Stored data
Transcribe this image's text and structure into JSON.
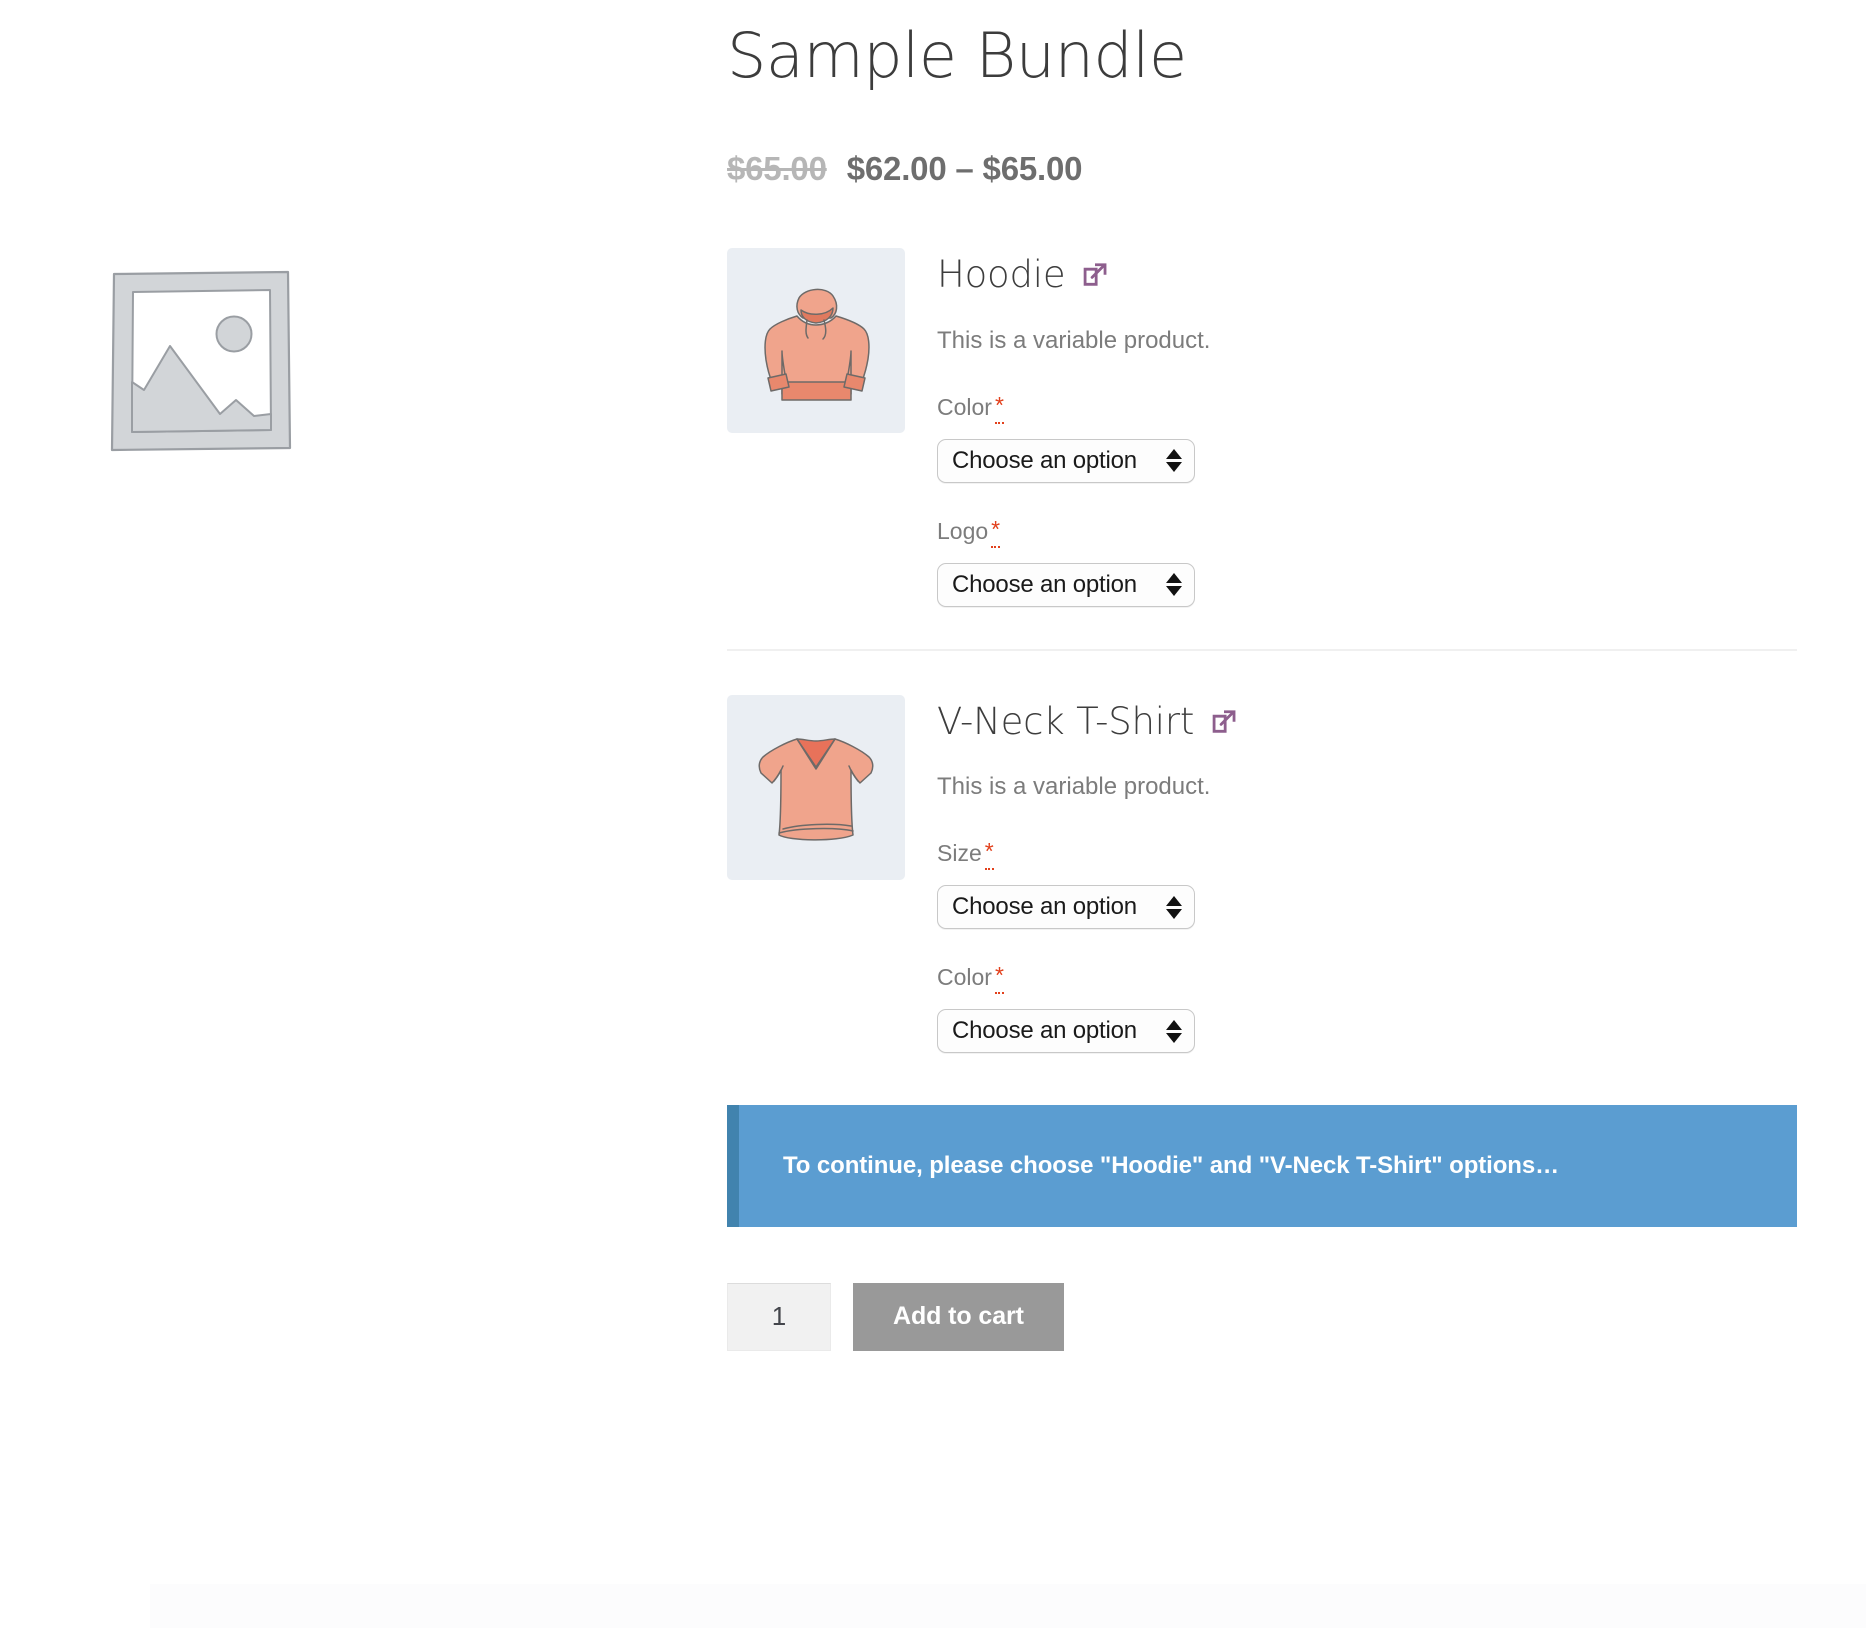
{
  "product": {
    "title": "Sample Bundle",
    "price": {
      "original": "$65.00",
      "current": "$62.00 – $65.00"
    },
    "gallery": {
      "placeholder_alt": "Awaiting product image"
    }
  },
  "bundled_items": [
    {
      "name": "Hoodie",
      "thumbnail": "hoodie-illustration",
      "permalink_icon": "external-link-icon",
      "description": "This is a variable product.",
      "attributes": [
        {
          "label": "Color",
          "required_mark": "*",
          "selected": "Choose an option"
        },
        {
          "label": "Logo",
          "required_mark": "*",
          "selected": "Choose an option"
        }
      ]
    },
    {
      "name": "V-Neck T-Shirt",
      "thumbnail": "tshirt-illustration",
      "permalink_icon": "external-link-icon",
      "description": "This is a variable product.",
      "attributes": [
        {
          "label": "Size",
          "required_mark": "*",
          "selected": "Choose an option"
        },
        {
          "label": "Color",
          "required_mark": "*",
          "selected": "Choose an option"
        }
      ]
    }
  ],
  "notice": {
    "message": "To continue, please choose \"Hoodie\" and \"V-Neck T-Shirt\" options…"
  },
  "cart": {
    "quantity": "1",
    "add_to_cart_label": "Add to cart"
  },
  "colors": {
    "notice_bg": "#5b9dd1",
    "notice_border": "#4183ae",
    "button_bg": "#999999",
    "required_asterisk": "#e2401c",
    "link_icon": "#8d5e8d",
    "thumb_bg": "#eaeef3"
  }
}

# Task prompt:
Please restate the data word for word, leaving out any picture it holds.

# Exercise response:
Transcribe this image's text and structure into JSON.
{
  "product": {
    "title": "Sample Bundle",
    "price": {
      "original": "$65.00",
      "current": "$62.00 – $65.00"
    },
    "gallery": {
      "placeholder_alt": "Awaiting product image"
    }
  },
  "bundled_items": [
    {
      "name": "Hoodie",
      "thumbnail": "hoodie-illustration",
      "permalink_icon": "external-link-icon",
      "description": "This is a variable product.",
      "attributes": [
        {
          "label": "Color",
          "required_mark": "*",
          "selected": "Choose an option"
        },
        {
          "label": "Logo",
          "required_mark": "*",
          "selected": "Choose an option"
        }
      ]
    },
    {
      "name": "V-Neck T-Shirt",
      "thumbnail": "tshirt-illustration",
      "permalink_icon": "external-link-icon",
      "description": "This is a variable product.",
      "attributes": [
        {
          "label": "Size",
          "required_mark": "*",
          "selected": "Choose an option"
        },
        {
          "label": "Color",
          "required_mark": "*",
          "selected": "Choose an option"
        }
      ]
    }
  ],
  "notice": {
    "message": "To continue, please choose \"Hoodie\" and \"V-Neck T-Shirt\" options…"
  },
  "cart": {
    "quantity": "1",
    "add_to_cart_label": "Add to cart"
  },
  "colors": {
    "notice_bg": "#5b9dd1",
    "notice_border": "#4183ae",
    "button_bg": "#999999",
    "required_asterisk": "#e2401c",
    "link_icon": "#8d5e8d",
    "thumb_bg": "#eaeef3"
  }
}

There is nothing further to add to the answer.